### Study material ###
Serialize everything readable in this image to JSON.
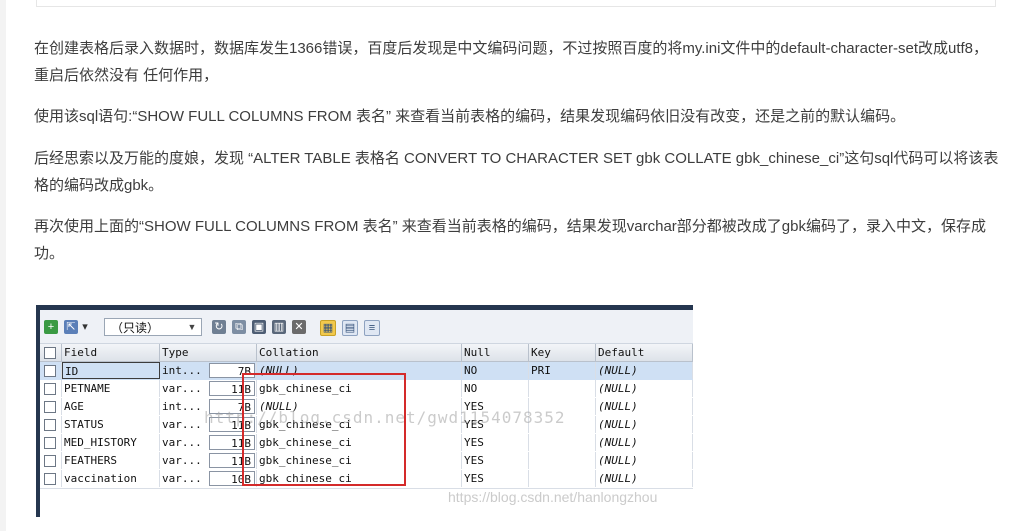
{
  "article": {
    "p1": "在创建表格后录入数据时，数据库发生1366错误，百度后发现是中文编码问题，不过按照百度的将my.ini文件中的default-character-set改成utf8，重启后依然没有 任何作用，",
    "p2": "使用该sql语句:“SHOW FULL COLUMNS FROM 表名” 来查看当前表格的编码，结果发现编码依旧没有改变，还是之前的默认编码。",
    "p3": "后经思索以及万能的度娘，发现 “ALTER TABLE 表格名 CONVERT TO CHARACTER SET gbk COLLATE gbk_chinese_ci”这句sql代码可以将该表格的编码改成gbk。",
    "p4": "再次使用上面的“SHOW FULL COLUMNS FROM 表名” 来查看当前表格的编码，结果发现varchar部分都被改成了gbk编码了，录入中文，保存成功。"
  },
  "tool": {
    "mode_combo": "（只读）",
    "columns": [
      "Field",
      "Type",
      "Collation",
      "Null",
      "Key",
      "Default"
    ],
    "rows": [
      {
        "field": "ID",
        "type": "int...",
        "len": "7B",
        "collation": "(NULL)",
        "null": "NO",
        "key": "PRI",
        "default": "(NULL)"
      },
      {
        "field": "PETNAME",
        "type": "var...",
        "len": "11B",
        "collation": "gbk_chinese_ci",
        "null": "NO",
        "key": "",
        "default": "(NULL)"
      },
      {
        "field": "AGE",
        "type": "int...",
        "len": "7B",
        "collation": "(NULL)",
        "null": "YES",
        "key": "",
        "default": "(NULL)"
      },
      {
        "field": "STATUS",
        "type": "var...",
        "len": "11B",
        "collation": "gbk_chinese_ci",
        "null": "YES",
        "key": "",
        "default": "(NULL)"
      },
      {
        "field": "MED_HISTORY",
        "type": "var...",
        "len": "11B",
        "collation": "gbk_chinese_ci",
        "null": "YES",
        "key": "",
        "default": "(NULL)"
      },
      {
        "field": "FEATHERS",
        "type": "var...",
        "len": "11B",
        "collation": "gbk_chinese_ci",
        "null": "YES",
        "key": "",
        "default": "(NULL)"
      },
      {
        "field": "vaccination",
        "type": "var...",
        "len": "10B",
        "collation": "gbk_chinese_ci",
        "null": "YES",
        "key": "",
        "default": "(NULL)"
      }
    ],
    "watermark_mid": "http://blog.csdn.net/gwd1154078352",
    "watermark_br": "https://blog.csdn.net/hanlongzhou",
    "icons": [
      "add-row-icon",
      "export-icon",
      "dropdown-icon",
      "refresh-icon",
      "copy-icon",
      "save-icon",
      "delete-icon",
      "cancel-icon",
      "grid-view-icon",
      "form-view-icon",
      "text-view-icon"
    ],
    "colors": {
      "highlight_box": "#d42a2a",
      "frame": "#25364f",
      "selected_row": "#cfe0f4"
    }
  }
}
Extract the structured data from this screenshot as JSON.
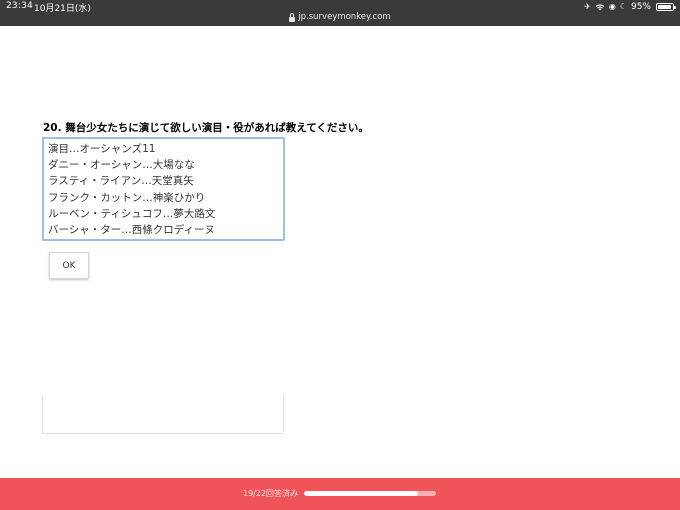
{
  "status_bar": {
    "time": "23:34",
    "date": "10月21日(水)",
    "battery": "95%",
    "icons": [
      "airplane-icon",
      "wifi-icon",
      "location-icon",
      "moon-icon",
      "battery-icon"
    ]
  },
  "browser": {
    "url": "jp.surveymonkey.com"
  },
  "question": {
    "number_and_text": "20. 舞台少女たちに演じて欲しい演目・役があれば教えてください。",
    "answer_lines": [
      "演目…オーシャンズ11",
      "ダニー・オーシャン…大場なな",
      "ラスティ・ライアン…天堂真矢",
      "フランク・カットン…神楽ひかり",
      "ルーベン・ティシュコフ…夢大路文",
      "バーシャ・ター…西條クロディーヌ"
    ],
    "ok_label": "OK"
  },
  "progress": {
    "label": "19/22回答済み",
    "fraction": 0.86
  },
  "colors": {
    "status_bar": "#3a3a3c",
    "footer": "#f05358",
    "textarea_border": "#9fc0e3"
  }
}
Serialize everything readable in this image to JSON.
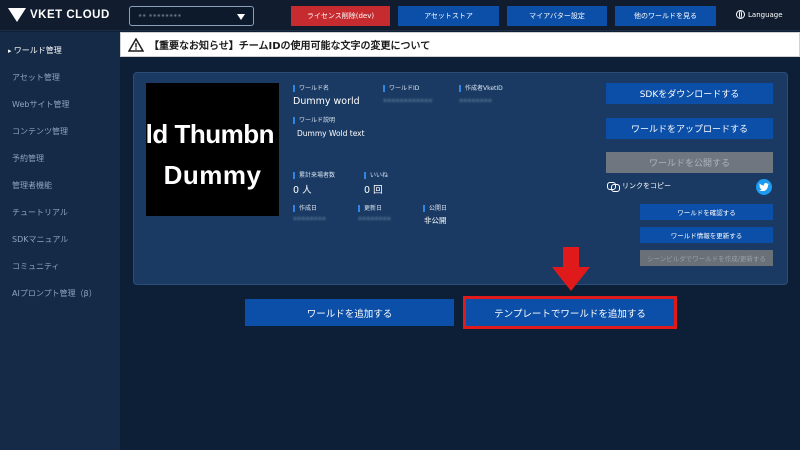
{
  "header": {
    "logo_text": "VKET CLOUD",
    "world_select_value": "•• ••••••••",
    "buttons": [
      {
        "label": "ライセンス削除(dev)",
        "color": "#c62b2f"
      },
      {
        "label": "アセットストア"
      },
      {
        "label": "マイアバター設定"
      },
      {
        "label": "他のワールドを見る"
      }
    ],
    "language_label": "Language"
  },
  "sidebar": {
    "items": [
      {
        "label": "ワールド管理",
        "active": true
      },
      {
        "label": "アセット管理"
      },
      {
        "label": "Webサイト管理"
      },
      {
        "label": "コンテンツ管理"
      },
      {
        "label": "予約管理"
      },
      {
        "label": "管理者機能"
      },
      {
        "label": "チュートリアル"
      },
      {
        "label": "SDKマニュアル"
      },
      {
        "label": "コミュニティ"
      },
      {
        "label": "AIプロンプト管理（β）"
      }
    ]
  },
  "notice": {
    "icon": "warning-icon",
    "text": "【重要なお知らせ】チームIDの使用可能な文字の変更について"
  },
  "world_card": {
    "thumbnail_line1": "rld Thumbn",
    "thumbnail_line2": "Dummy",
    "world_name_label": "ワールド名",
    "world_name": "Dummy world",
    "world_id_label": "ワールドID",
    "world_id_value": "••••••••••••",
    "creator_label": "作成者VketID",
    "creator_value": "••••••••",
    "description_label": "ワールド説明",
    "description": "Dummy Wold text",
    "visitors_label": "累計来場者数",
    "visitors_value": "0 人",
    "likes_label": "いいね",
    "likes_value": "0 回",
    "created_label": "作成日",
    "created_value": "••••••••",
    "updated_label": "更新日",
    "updated_value": "••••••••",
    "published_label": "公開日",
    "published_value": "非公開",
    "sdk_download_label": "SDKをダウンロードする",
    "upload_label": "ワールドをアップロードする",
    "publish_label": "ワールドを公開する",
    "copy_link_label": "リンクをコピー",
    "check_world_label": "ワールドを確認する",
    "update_info_label": "ワールド情報を更新する",
    "scene_builder_label": "シーンビルダでワールドを作成/更新する"
  },
  "actions": {
    "add_world_label": "ワールドを追加する",
    "add_from_template_label": "テンプレートでワールドを追加する"
  },
  "colors": {
    "accent": "#0b4fa8",
    "highlight": "#e01a1a",
    "background": "#0d1f36",
    "sidebar": "#142a47",
    "card": "#1a3a63"
  }
}
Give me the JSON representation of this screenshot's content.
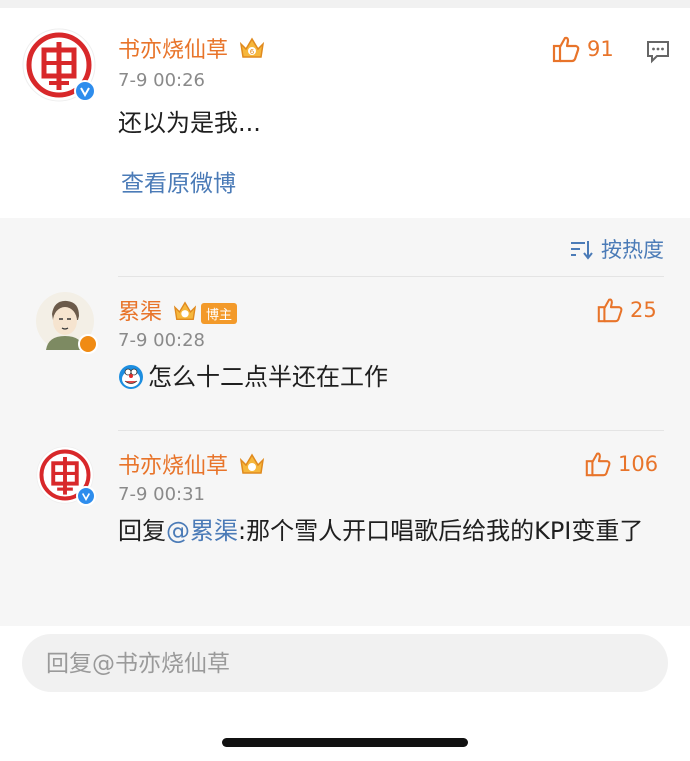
{
  "post": {
    "username": "书亦烧仙草",
    "time": "7-9 00:26",
    "content": "还以为是我...",
    "like_count": "91",
    "view_original": "查看原微博"
  },
  "sort": {
    "label": "按热度"
  },
  "comments": [
    {
      "username": "累渠",
      "badge": "博主",
      "time": "7-9 00:28",
      "content": "怎么十二点半还在工作",
      "like_count": "25"
    },
    {
      "username": "书亦烧仙草",
      "time": "7-9 00:31",
      "reply_prefix": "回复",
      "mention": "@累渠",
      "content": ":那个雪人开口唱歌后给我的KPI变重了",
      "like_count": "106"
    }
  ],
  "reply_input": {
    "placeholder": "回复@书亦烧仙草",
    "value": ""
  },
  "colors": {
    "username": "#e8742a",
    "link": "#4b7bb7",
    "verified": "#2e8ded"
  },
  "icons": [
    "thumbs-up-icon",
    "comment-icon",
    "crown-icon",
    "verified-icon",
    "sort-icon",
    "doraemon-emoji-icon"
  ]
}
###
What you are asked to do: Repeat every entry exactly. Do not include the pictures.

Response to this task:
Serialize everything readable in this image to JSON.
{
  "article": {
    "p1": "在创建表格后录入数据时，数据库发生1366错误，百度后发现是中文编码问题，不过按照百度的将my.ini文件中的default-character-set改成utf8，重启后依然没有 任何作用，",
    "p2": "使用该sql语句:“SHOW FULL COLUMNS FROM 表名” 来查看当前表格的编码，结果发现编码依旧没有改变，还是之前的默认编码。",
    "p3": "后经思索以及万能的度娘，发现 “ALTER TABLE 表格名 CONVERT TO CHARACTER SET gbk COLLATE gbk_chinese_ci”这句sql代码可以将该表格的编码改成gbk。",
    "p4": "再次使用上面的“SHOW FULL COLUMNS FROM 表名” 来查看当前表格的编码，结果发现varchar部分都被改成了gbk编码了，录入中文，保存成功。"
  },
  "tool": {
    "mode_combo": "（只读）",
    "columns": [
      "Field",
      "Type",
      "Collation",
      "Null",
      "Key",
      "Default"
    ],
    "rows": [
      {
        "field": "ID",
        "type": "int...",
        "len": "7B",
        "collation": "(NULL)",
        "null": "NO",
        "key": "PRI",
        "default": "(NULL)"
      },
      {
        "field": "PETNAME",
        "type": "var...",
        "len": "11B",
        "collation": "gbk_chinese_ci",
        "null": "NO",
        "key": "",
        "default": "(NULL)"
      },
      {
        "field": "AGE",
        "type": "int...",
        "len": "7B",
        "collation": "(NULL)",
        "null": "YES",
        "key": "",
        "default": "(NULL)"
      },
      {
        "field": "STATUS",
        "type": "var...",
        "len": "11B",
        "collation": "gbk_chinese_ci",
        "null": "YES",
        "key": "",
        "default": "(NULL)"
      },
      {
        "field": "MED_HISTORY",
        "type": "var...",
        "len": "11B",
        "collation": "gbk_chinese_ci",
        "null": "YES",
        "key": "",
        "default": "(NULL)"
      },
      {
        "field": "FEATHERS",
        "type": "var...",
        "len": "11B",
        "collation": "gbk_chinese_ci",
        "null": "YES",
        "key": "",
        "default": "(NULL)"
      },
      {
        "field": "vaccination",
        "type": "var...",
        "len": "10B",
        "collation": "gbk_chinese_ci",
        "null": "YES",
        "key": "",
        "default": "(NULL)"
      }
    ],
    "watermark_mid": "http://blog.csdn.net/gwd1154078352",
    "watermark_br": "https://blog.csdn.net/hanlongzhou",
    "icons": [
      "add-row-icon",
      "export-icon",
      "dropdown-icon",
      "refresh-icon",
      "copy-icon",
      "save-icon",
      "delete-icon",
      "cancel-icon",
      "grid-view-icon",
      "form-view-icon",
      "text-view-icon"
    ],
    "colors": {
      "highlight_box": "#d42a2a",
      "frame": "#25364f",
      "selected_row": "#cfe0f4"
    }
  }
}
Extract the structured data from this screenshot as JSON.
{
  "status_bar": {
    "time": "23:34",
    "date": "10月21日(水)",
    "battery": "95%",
    "icons": [
      "airplane-icon",
      "wifi-icon",
      "location-icon",
      "moon-icon",
      "battery-icon"
    ]
  },
  "browser": {
    "url": "jp.surveymonkey.com"
  },
  "question": {
    "number_and_text": "20. 舞台少女たちに演じて欲しい演目・役があれば教えてください。",
    "answer_lines": [
      "演目…オーシャンズ11",
      "ダニー・オーシャン…大場なな",
      "ラスティ・ライアン…天堂真矢",
      "フランク・カットン…神楽ひかり",
      "ルーベン・ティシュコフ…夢大路文",
      "バーシャ・ター…西條クロディーヌ"
    ],
    "ok_label": "OK"
  },
  "progress": {
    "label": "19/22回答済み",
    "fraction": 0.86
  },
  "colors": {
    "status_bar": "#3a3a3c",
    "footer": "#f05358",
    "textarea_border": "#9fc0e3"
  }
}
Serialize everything readable in this image to JSON.
{
  "header": {
    "logo_text": "VKET CLOUD",
    "world_select_value": "•• ••••••••",
    "buttons": [
      {
        "label": "ライセンス削除(dev)",
        "color": "#c62b2f"
      },
      {
        "label": "アセットストア"
      },
      {
        "label": "マイアバター設定"
      },
      {
        "label": "他のワールドを見る"
      }
    ],
    "language_label": "Language"
  },
  "sidebar": {
    "items": [
      {
        "label": "ワールド管理",
        "active": true
      },
      {
        "label": "アセット管理"
      },
      {
        "label": "Webサイト管理"
      },
      {
        "label": "コンテンツ管理"
      },
      {
        "label": "予約管理"
      },
      {
        "label": "管理者機能"
      },
      {
        "label": "チュートリアル"
      },
      {
        "label": "SDKマニュアル"
      },
      {
        "label": "コミュニティ"
      },
      {
        "label": "AIプロンプト管理（β）"
      }
    ]
  },
  "notice": {
    "icon": "warning-icon",
    "text": "【重要なお知らせ】チームIDの使用可能な文字の変更について"
  },
  "world_card": {
    "thumbnail_line1": "rld Thumbn",
    "thumbnail_line2": "Dummy",
    "world_name_label": "ワールド名",
    "world_name": "Dummy world",
    "world_id_label": "ワールドID",
    "world_id_value": "••••••••••••",
    "creator_label": "作成者VketID",
    "creator_value": "••••••••",
    "description_label": "ワールド説明",
    "description": "Dummy Wold text",
    "visitors_label": "累計来場者数",
    "visitors_value": "0 人",
    "likes_label": "いいね",
    "likes_value": "0 回",
    "created_label": "作成日",
    "created_value": "••••••••",
    "updated_label": "更新日",
    "updated_value": "••••••••",
    "published_label": "公開日",
    "published_value": "非公開",
    "sdk_download_label": "SDKをダウンロードする",
    "upload_label": "ワールドをアップロードする",
    "publish_label": "ワールドを公開する",
    "copy_link_label": "リンクをコピー",
    "check_world_label": "ワールドを確認する",
    "update_info_label": "ワールド情報を更新する",
    "scene_builder_label": "シーンビルダでワールドを作成/更新する"
  },
  "actions": {
    "add_world_label": "ワールドを追加する",
    "add_from_template_label": "テンプレートでワールドを追加する"
  },
  "colors": {
    "accent": "#0b4fa8",
    "highlight": "#e01a1a",
    "background": "#0d1f36",
    "sidebar": "#142a47",
    "card": "#1a3a63"
  }
}
Give me the JSON representation of this screenshot's content.
{
  "post": {
    "username": "书亦烧仙草",
    "time": "7-9 00:26",
    "content": "还以为是我...",
    "like_count": "91",
    "view_original": "查看原微博"
  },
  "sort": {
    "label": "按热度"
  },
  "comments": [
    {
      "username": "累渠",
      "badge": "博主",
      "time": "7-9 00:28",
      "content": "怎么十二点半还在工作",
      "like_count": "25"
    },
    {
      "username": "书亦烧仙草",
      "time": "7-9 00:31",
      "reply_prefix": "回复",
      "mention": "@累渠",
      "content": ":那个雪人开口唱歌后给我的KPI变重了",
      "like_count": "106"
    }
  ],
  "reply_input": {
    "placeholder": "回复@书亦烧仙草",
    "value": ""
  },
  "colors": {
    "username": "#e8742a",
    "link": "#4b7bb7",
    "verified": "#2e8ded"
  },
  "icons": [
    "thumbs-up-icon",
    "comment-icon",
    "crown-icon",
    "verified-icon",
    "sort-icon",
    "doraemon-emoji-icon"
  ]
}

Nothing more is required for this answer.